The United Kingdom recently unveiled plans to further streamline the country’s dental industry, asking therapists to perform routine drillings and fillings.
This move comes in response to a recent modification to the standard dental checkup procedure, which used to take 15 minutes and now takes 30, effectively halving the number of checkups a dentist can perform.
To pick up the slack, chief dental officer Dr. Barry Cockcroft recommends that junior staff take more of a role in routine fillings and extractions. Nurses should also perform more procedures such as flouride varnishes, according to Cockcroft.
“A dentist is very highly trained,” said Dr. Cockcroft, “and can carry out complex work such as crowns and bridges. Therapists can do extractions and fillings.”
The increased checkup time has been met with approval by most UK dentists, since it puts focus on preventing problems, not just treating them. But the realities of the new time constraints have increased wait times for patients.
For more complicated procedures, there’s already a built-in waiting time.
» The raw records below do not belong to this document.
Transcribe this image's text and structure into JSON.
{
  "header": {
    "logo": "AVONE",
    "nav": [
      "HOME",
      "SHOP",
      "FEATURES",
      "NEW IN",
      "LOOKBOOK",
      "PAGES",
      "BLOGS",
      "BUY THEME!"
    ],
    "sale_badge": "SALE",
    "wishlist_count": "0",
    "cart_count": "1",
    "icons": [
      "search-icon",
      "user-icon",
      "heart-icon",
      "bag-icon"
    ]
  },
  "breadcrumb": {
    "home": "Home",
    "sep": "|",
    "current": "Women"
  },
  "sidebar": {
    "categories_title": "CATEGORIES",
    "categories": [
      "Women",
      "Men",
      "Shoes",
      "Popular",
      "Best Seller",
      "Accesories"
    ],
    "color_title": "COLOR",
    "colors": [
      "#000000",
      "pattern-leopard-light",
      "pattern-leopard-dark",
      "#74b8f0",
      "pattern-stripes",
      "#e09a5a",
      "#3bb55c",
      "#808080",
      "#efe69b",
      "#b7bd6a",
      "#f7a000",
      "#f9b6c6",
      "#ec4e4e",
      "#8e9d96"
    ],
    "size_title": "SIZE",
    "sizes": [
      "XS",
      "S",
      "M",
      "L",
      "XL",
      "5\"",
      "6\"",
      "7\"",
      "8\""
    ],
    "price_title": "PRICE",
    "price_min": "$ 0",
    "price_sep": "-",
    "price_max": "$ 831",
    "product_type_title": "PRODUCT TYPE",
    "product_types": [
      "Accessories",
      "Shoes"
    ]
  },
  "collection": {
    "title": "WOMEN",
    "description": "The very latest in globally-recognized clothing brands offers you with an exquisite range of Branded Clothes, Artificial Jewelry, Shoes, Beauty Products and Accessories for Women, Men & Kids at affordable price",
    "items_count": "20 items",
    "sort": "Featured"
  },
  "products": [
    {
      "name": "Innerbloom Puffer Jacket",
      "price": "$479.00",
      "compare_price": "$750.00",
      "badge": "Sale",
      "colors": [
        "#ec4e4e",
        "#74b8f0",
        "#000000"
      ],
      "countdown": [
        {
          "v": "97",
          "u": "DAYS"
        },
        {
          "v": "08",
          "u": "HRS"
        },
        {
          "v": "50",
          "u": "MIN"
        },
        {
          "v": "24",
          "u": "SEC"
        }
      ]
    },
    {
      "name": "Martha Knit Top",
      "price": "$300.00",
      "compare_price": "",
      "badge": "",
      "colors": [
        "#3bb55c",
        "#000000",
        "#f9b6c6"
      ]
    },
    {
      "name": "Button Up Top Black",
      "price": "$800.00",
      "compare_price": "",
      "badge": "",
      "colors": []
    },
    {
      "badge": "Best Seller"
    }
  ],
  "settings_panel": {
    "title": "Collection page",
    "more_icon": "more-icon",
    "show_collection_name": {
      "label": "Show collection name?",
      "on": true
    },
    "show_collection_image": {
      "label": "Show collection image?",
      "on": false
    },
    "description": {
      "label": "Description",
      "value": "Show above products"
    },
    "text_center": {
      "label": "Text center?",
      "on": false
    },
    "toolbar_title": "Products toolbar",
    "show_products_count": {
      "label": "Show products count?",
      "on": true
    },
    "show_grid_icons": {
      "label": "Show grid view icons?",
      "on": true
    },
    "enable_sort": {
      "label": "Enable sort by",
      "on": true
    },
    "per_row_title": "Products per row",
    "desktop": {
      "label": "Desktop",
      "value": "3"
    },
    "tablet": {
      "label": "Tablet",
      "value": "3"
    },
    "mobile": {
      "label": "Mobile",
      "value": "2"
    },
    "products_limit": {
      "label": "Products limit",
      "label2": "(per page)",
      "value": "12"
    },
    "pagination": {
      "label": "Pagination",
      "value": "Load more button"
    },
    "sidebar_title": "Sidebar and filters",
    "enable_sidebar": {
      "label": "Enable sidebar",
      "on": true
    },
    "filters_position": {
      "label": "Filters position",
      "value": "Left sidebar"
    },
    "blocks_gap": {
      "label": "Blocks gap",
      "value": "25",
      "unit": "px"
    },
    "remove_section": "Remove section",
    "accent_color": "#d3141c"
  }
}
Implants, for example, require time to heal before the structure is strong enough to support chewing. Mini-implants can take three-to-eight weeks, while traditional, larger implants can take three-to-six months.
Under the proposed system, dentists would spend less time on minor procedures, and have more time and scheduling flexibility to follow up with implant patients.
Dr. Cockcroft hopes these newly implemented strategies will increase efficiency for patients across the board.
The disparity in training time, however, may lead to what Dr. Tony Kilcoyne, of Haworth, West Yorkshire, calls a “false economy”. Dentists, with their usual five years of training, can perform drillings, fillings, and extractions more quickly than therapists, who typically only need three years of training.